» **What you will do**: Determine how many lines below contain the word "request", then state only that figure.

» **Exercise data**:
= Beginning of Section =

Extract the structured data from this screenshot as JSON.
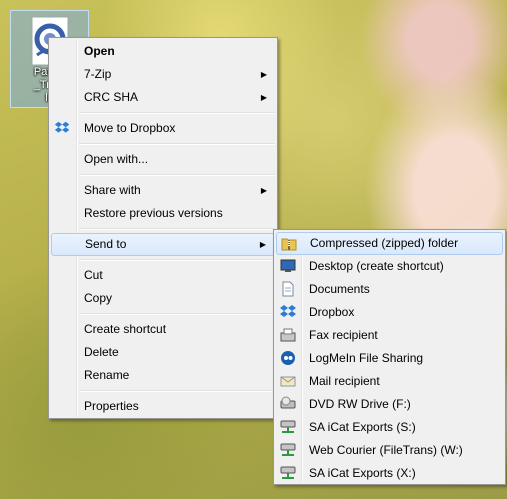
{
  "desktop": {
    "icon_label_lines": [
      "Patien",
      "_Treat",
      "la"
    ]
  },
  "context_menu": {
    "items": [
      {
        "label": "Open",
        "bold": true
      },
      {
        "label": "7-Zip",
        "submenu": true
      },
      {
        "label": "CRC SHA",
        "submenu": true
      },
      {
        "separator": true
      },
      {
        "label": "Move to Dropbox",
        "icon": "dropbox-icon"
      },
      {
        "separator": true
      },
      {
        "label": "Open with..."
      },
      {
        "separator": true
      },
      {
        "label": "Share with",
        "submenu": true
      },
      {
        "label": "Restore previous versions"
      },
      {
        "separator": true
      },
      {
        "label": "Send to",
        "submenu": true,
        "active": true
      },
      {
        "separator": true
      },
      {
        "label": "Cut"
      },
      {
        "label": "Copy"
      },
      {
        "separator": true
      },
      {
        "label": "Create shortcut"
      },
      {
        "label": "Delete"
      },
      {
        "label": "Rename"
      },
      {
        "separator": true
      },
      {
        "label": "Properties"
      }
    ]
  },
  "send_to_menu": {
    "items": [
      {
        "label": "Compressed (zipped) folder",
        "icon": "zip-folder-icon",
        "active": true
      },
      {
        "label": "Desktop (create shortcut)",
        "icon": "desktop-icon"
      },
      {
        "label": "Documents",
        "icon": "documents-icon"
      },
      {
        "label": "Dropbox",
        "icon": "dropbox-icon"
      },
      {
        "label": "Fax recipient",
        "icon": "fax-icon"
      },
      {
        "label": "LogMeIn File Sharing",
        "icon": "logmein-icon"
      },
      {
        "label": "Mail recipient",
        "icon": "mail-icon"
      },
      {
        "label": "DVD RW Drive (F:)",
        "icon": "dvd-drive-icon"
      },
      {
        "label": "SA iCat Exports (S:)",
        "icon": "network-drive-icon"
      },
      {
        "label": "Web Courier (FileTrans) (W:)",
        "icon": "network-drive-icon"
      },
      {
        "label": "SA iCat Exports (X:)",
        "icon": "network-drive-icon"
      }
    ]
  }
}
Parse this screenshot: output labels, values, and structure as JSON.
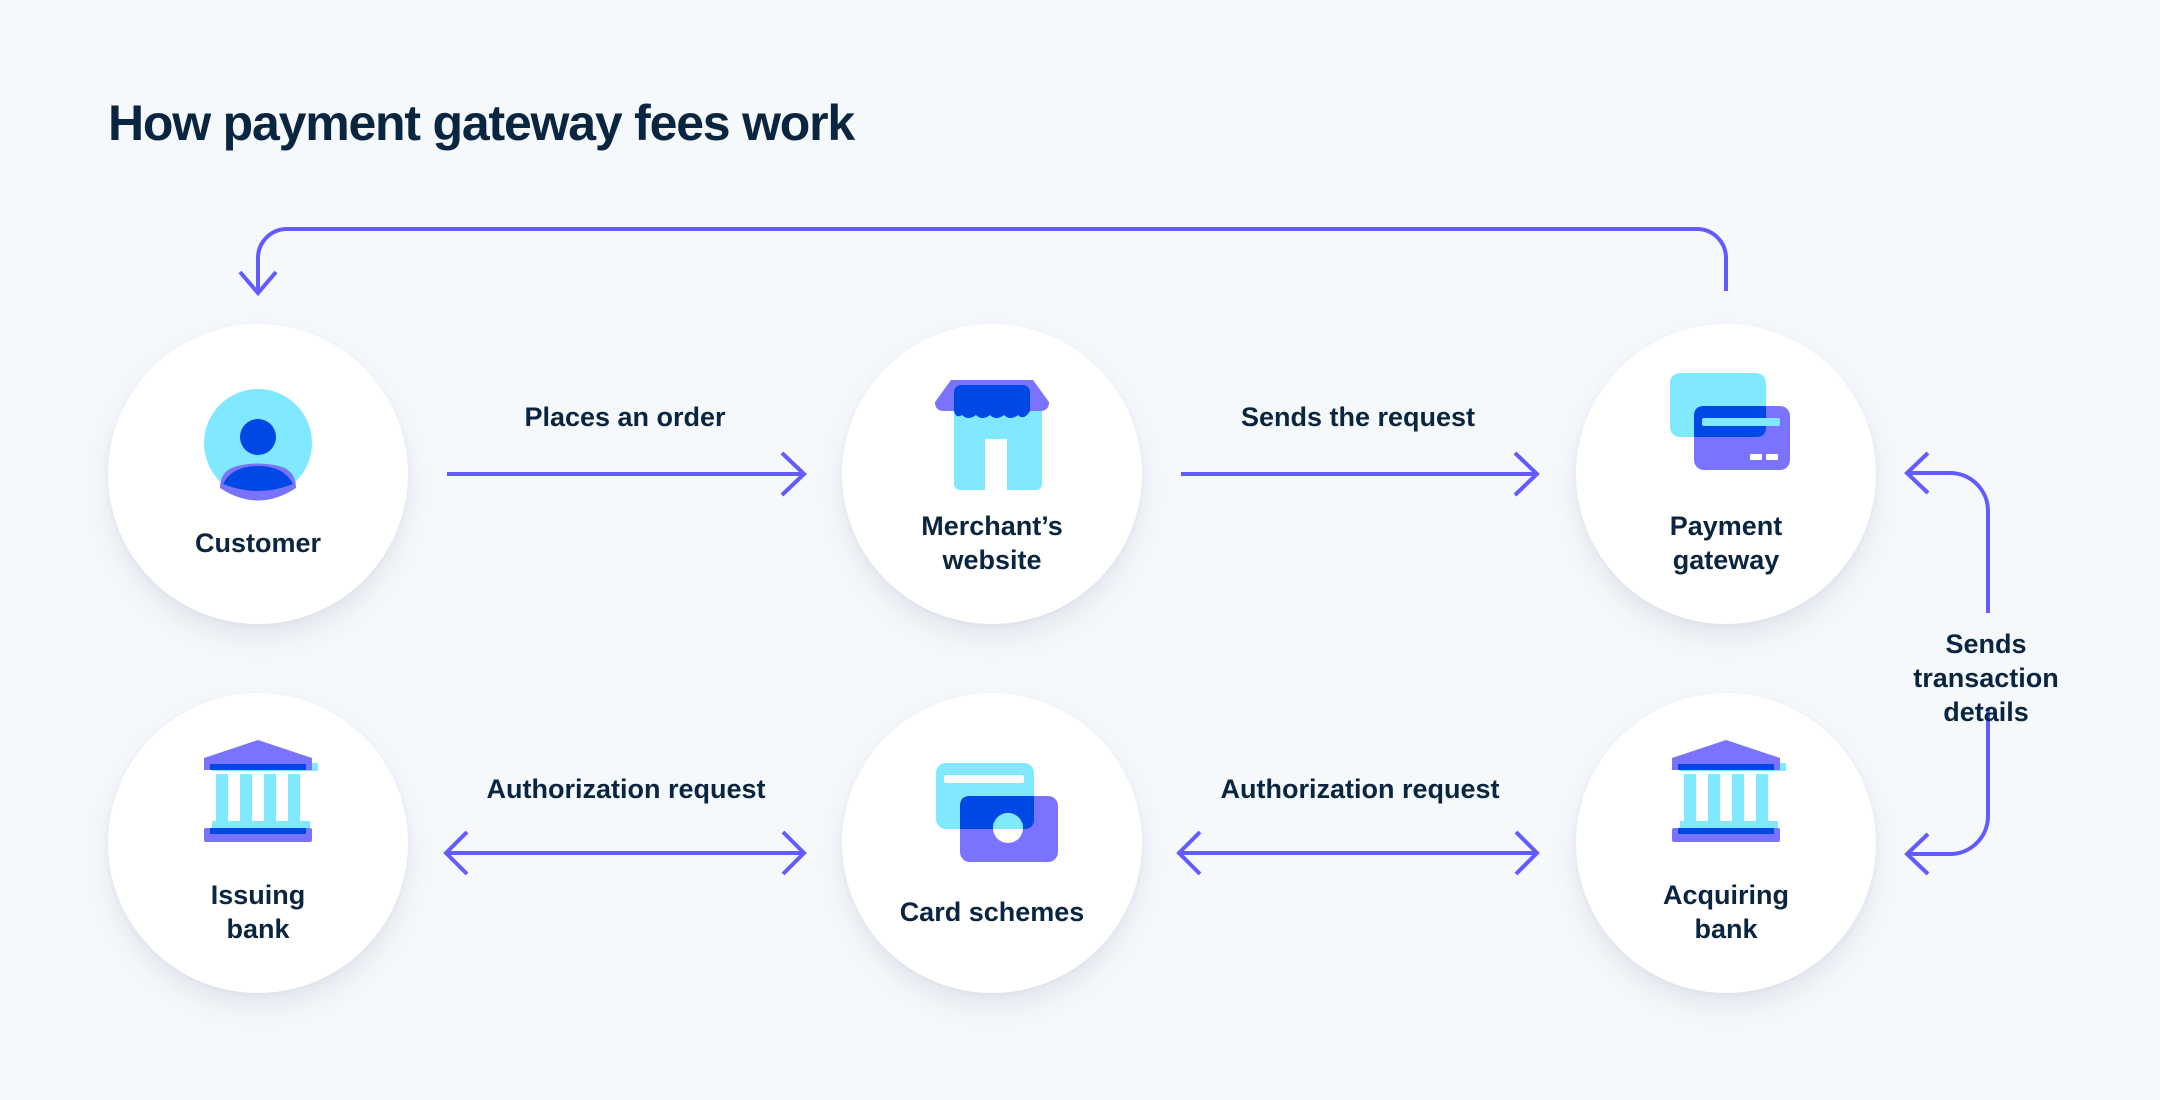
{
  "title": "How payment gateway fees work",
  "colors": {
    "background": "#F6F9FC",
    "text": "#0A2540",
    "arrow": "#635BFF",
    "icon_cyan": "#80E9FF",
    "icon_blue": "#0048E5",
    "icon_purple": "#7A73FF"
  },
  "nodes": {
    "customer": {
      "label": "Customer",
      "icon": "user-icon"
    },
    "merchant": {
      "label": "Merchant’s\nwebsite",
      "icon": "storefront-icon"
    },
    "gateway": {
      "label": "Payment\ngateway",
      "icon": "credit-cards-icon"
    },
    "issuing": {
      "label": "Issuing\nbank",
      "icon": "bank-icon"
    },
    "schemes": {
      "label": "Card schemes",
      "icon": "card-scheme-icon"
    },
    "acquiring": {
      "label": "Acquiring\nbank",
      "icon": "bank-icon"
    }
  },
  "edges": {
    "places_order": "Places an order",
    "sends_request": "Sends the request",
    "auth_left": "Authorization request",
    "auth_right": "Authorization request",
    "transaction_details": "Sends transaction\ndetails"
  }
}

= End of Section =

» **Answer for the task**: 3